Vol. 2 No. 17 April 23, 2000
FOCUS: Delta-Aminolevulinic Acid Dehydratas Deficiency [ALA-D] Porphyria

ALA-D porphyria is an autosomal recessive disorder. The ALA-D is now the
rarest porphyria. ALA-D results from a deficiency of ALA dehydratase in the heme

There are several different mutations in the gene for ALA dehydratase
that have been charted in non-related patients. The ALA-D disease was
first described in Germany . However the disease probably occurs in
all countries.

The ALA-D Icauses neurologic symptoms and sometimes anemia.
ALA-D's symptomology resembles those of the acute porphyrias but
can also include hemolysis and anemia.

Symptoms of ALA-D may begin in infancy or adulthood. In ALA-D the urinary ALA
and coproporphyrin III and erythrocyte zinc protoporphyrin are markedly increased.
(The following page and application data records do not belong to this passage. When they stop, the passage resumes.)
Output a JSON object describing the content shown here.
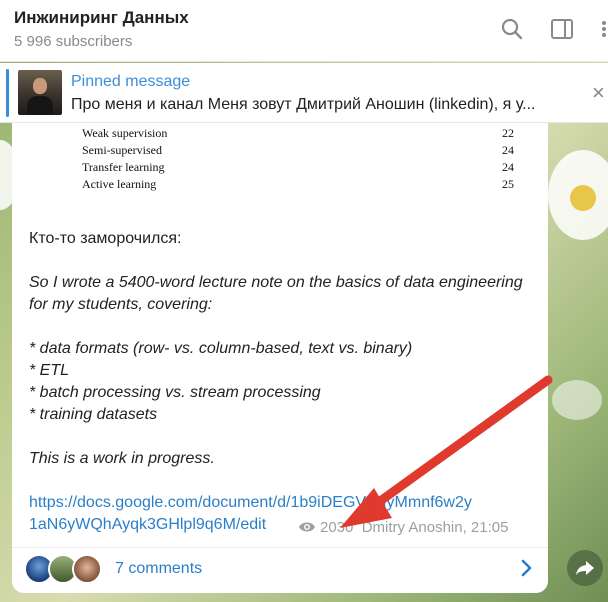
{
  "channel": {
    "title": "Инжиниринг Данных",
    "subscribers": "5 996 subscribers"
  },
  "header_icons": [
    "search-icon",
    "sidebar-toggle-icon"
  ],
  "pinned": {
    "label": "Pinned message",
    "text": "Про меня и канал Меня зовут Дмитрий Аношин (linkedin), я у..."
  },
  "post": {
    "toc": [
      {
        "title": "Weak supervision",
        "page": "22"
      },
      {
        "title": "Semi-supervised",
        "page": "24"
      },
      {
        "title": "Transfer learning",
        "page": "24"
      },
      {
        "title": "Active learning",
        "page": "25"
      }
    ],
    "intro": "Кто-то заморочился:",
    "quote_lines": [
      "So I wrote a 5400-word lecture note on the basics of data engineering",
      "for my students, covering:"
    ],
    "bullets": [
      "* data formats (row- vs. column-based, text vs. binary)",
      "* ETL",
      "* batch processing vs. stream processing",
      "* training datasets"
    ],
    "closing": "This is a work in progress.",
    "link_line1": "https://docs.google.com/document/d/1b9iDEGVLHyMmnf6w2y",
    "link_line2": "1aN6yWQhAyqk3GHlpl9q6M/edit",
    "views": "2030",
    "author_time": "Dmitry Anoshin, 21:05",
    "accent_link": "#2a7fc9",
    "annotation_arrow_color": "#e03a2f"
  },
  "comments": {
    "label": "7 comments"
  }
}
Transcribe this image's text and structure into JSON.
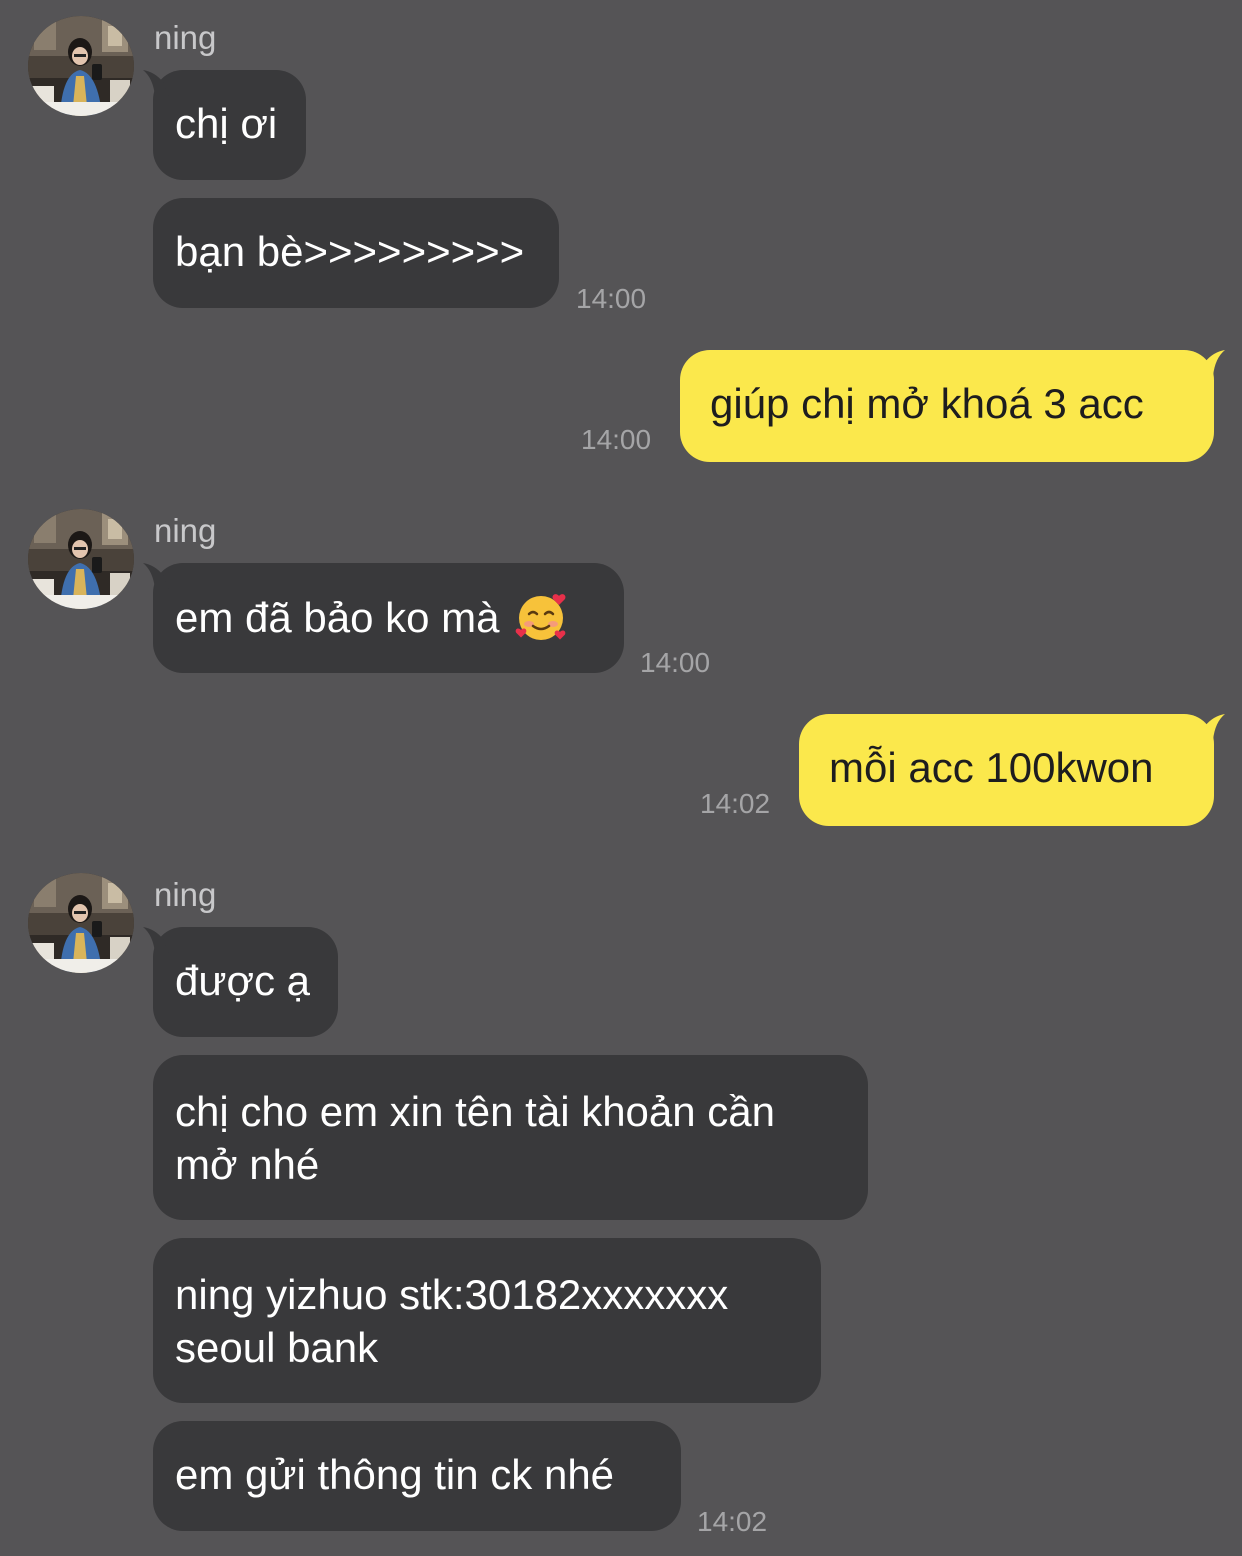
{
  "colors": {
    "background": "#555456",
    "incoming_bubble": "#39393b",
    "outgoing_bubble": "#fbe84c",
    "incoming_text": "#ffffff",
    "outgoing_text": "#1d1d1f",
    "sender_name": "#c8c8ca",
    "timestamp": "#a5a5a7"
  },
  "messages": {
    "group1": {
      "sender": "ning",
      "bubble1": "chị ơi",
      "bubble2": "bạn bè>>>>>>>>>",
      "time": "14:00"
    },
    "out1": {
      "text": "giúp chị mở khoá 3 acc",
      "time": "14:00"
    },
    "group2": {
      "sender": "ning",
      "bubble1": "em đã bảo ko mà",
      "emoji": "smiling-face-with-hearts-icon",
      "time": "14:00"
    },
    "out2": {
      "text": "mỗi acc 100kwon",
      "time": "14:02"
    },
    "group3": {
      "sender": "ning",
      "bubble1": "được ạ",
      "bubble2_line1": "chị cho em xin tên tài khoản cần",
      "bubble2_line2": "mở nhé",
      "bubble3_line1": "ning yizhuo stk:30182xxxxxxx",
      "bubble3_line2": "seoul bank",
      "bubble4": "em gửi thông tin ck nhé",
      "time": "14:02"
    }
  }
}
In ALA-D and other disorders in which ALA accumulates, excess ALA may be
metabolized to coproporphyrin III in tissues other than the tissue of origin of the excess ALA.

In ALA-D the fecal porphyrin excretion is normal or marginally elevated.
Patients with ALA-dehydratase-deficient porphyria demonstrate little activity of ALA
dehydratase in erythrocytes or in nonerythroid cells. Parents of an ALA-D
porphyric show about 50% enzyme activity.
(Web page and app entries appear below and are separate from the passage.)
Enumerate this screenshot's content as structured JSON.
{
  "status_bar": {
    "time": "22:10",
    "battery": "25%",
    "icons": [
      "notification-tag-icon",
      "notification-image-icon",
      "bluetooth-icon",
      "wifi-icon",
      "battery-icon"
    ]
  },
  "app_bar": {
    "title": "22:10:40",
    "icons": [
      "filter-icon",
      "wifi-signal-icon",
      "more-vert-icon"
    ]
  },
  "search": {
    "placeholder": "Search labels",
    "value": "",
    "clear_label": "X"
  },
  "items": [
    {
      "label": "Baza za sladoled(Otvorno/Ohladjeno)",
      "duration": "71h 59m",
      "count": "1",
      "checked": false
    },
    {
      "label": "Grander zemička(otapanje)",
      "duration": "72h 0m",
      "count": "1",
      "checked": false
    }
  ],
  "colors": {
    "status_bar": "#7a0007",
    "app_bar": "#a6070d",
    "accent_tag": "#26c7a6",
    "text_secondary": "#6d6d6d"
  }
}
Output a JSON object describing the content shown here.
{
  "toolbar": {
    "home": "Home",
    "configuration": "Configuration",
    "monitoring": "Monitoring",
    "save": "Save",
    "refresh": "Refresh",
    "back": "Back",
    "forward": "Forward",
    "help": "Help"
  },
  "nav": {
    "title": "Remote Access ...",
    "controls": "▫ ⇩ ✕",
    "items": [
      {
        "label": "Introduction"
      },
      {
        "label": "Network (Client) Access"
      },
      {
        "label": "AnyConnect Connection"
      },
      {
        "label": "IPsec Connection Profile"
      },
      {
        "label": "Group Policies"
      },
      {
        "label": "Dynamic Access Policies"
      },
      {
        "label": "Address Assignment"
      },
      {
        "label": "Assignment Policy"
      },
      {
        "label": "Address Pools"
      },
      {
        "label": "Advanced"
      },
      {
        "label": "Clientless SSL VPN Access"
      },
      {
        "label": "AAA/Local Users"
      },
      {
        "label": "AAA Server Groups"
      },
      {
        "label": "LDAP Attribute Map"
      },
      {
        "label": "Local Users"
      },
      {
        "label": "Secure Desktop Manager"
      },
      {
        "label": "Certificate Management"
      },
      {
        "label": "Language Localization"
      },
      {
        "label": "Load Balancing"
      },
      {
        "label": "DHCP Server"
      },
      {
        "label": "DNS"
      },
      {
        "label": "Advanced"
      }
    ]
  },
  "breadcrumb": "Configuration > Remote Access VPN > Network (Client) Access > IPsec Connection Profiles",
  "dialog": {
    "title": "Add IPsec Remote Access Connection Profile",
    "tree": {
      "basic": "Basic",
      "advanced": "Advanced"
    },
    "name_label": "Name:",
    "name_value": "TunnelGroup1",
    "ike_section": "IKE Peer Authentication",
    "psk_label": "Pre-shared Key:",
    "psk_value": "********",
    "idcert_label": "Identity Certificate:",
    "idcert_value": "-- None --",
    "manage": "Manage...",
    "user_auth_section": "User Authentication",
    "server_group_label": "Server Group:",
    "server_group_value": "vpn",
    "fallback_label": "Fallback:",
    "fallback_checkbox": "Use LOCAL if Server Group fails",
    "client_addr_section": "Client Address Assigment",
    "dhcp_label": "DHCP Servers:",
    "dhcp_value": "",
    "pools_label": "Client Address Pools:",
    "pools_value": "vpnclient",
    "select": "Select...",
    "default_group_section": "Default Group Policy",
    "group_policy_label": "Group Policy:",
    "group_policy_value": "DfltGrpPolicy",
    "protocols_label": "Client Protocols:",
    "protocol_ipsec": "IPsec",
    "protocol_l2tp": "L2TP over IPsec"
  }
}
The diagnosis of ALA-D is made by finding an excess of ALA and coproporphyrin
in urine and a deficiency of ALA dehydratase in erythrocytes. One thing that is important
to remember is that other causes of this enzyme deficiency, such as lead poisoning
and tyrosinemia, must be excluded.

These conditions can also manifest with symptoms such as
abdominal pain, ileus, and motor neuropathy that are strikingly similar to
those of the acute porphyrias.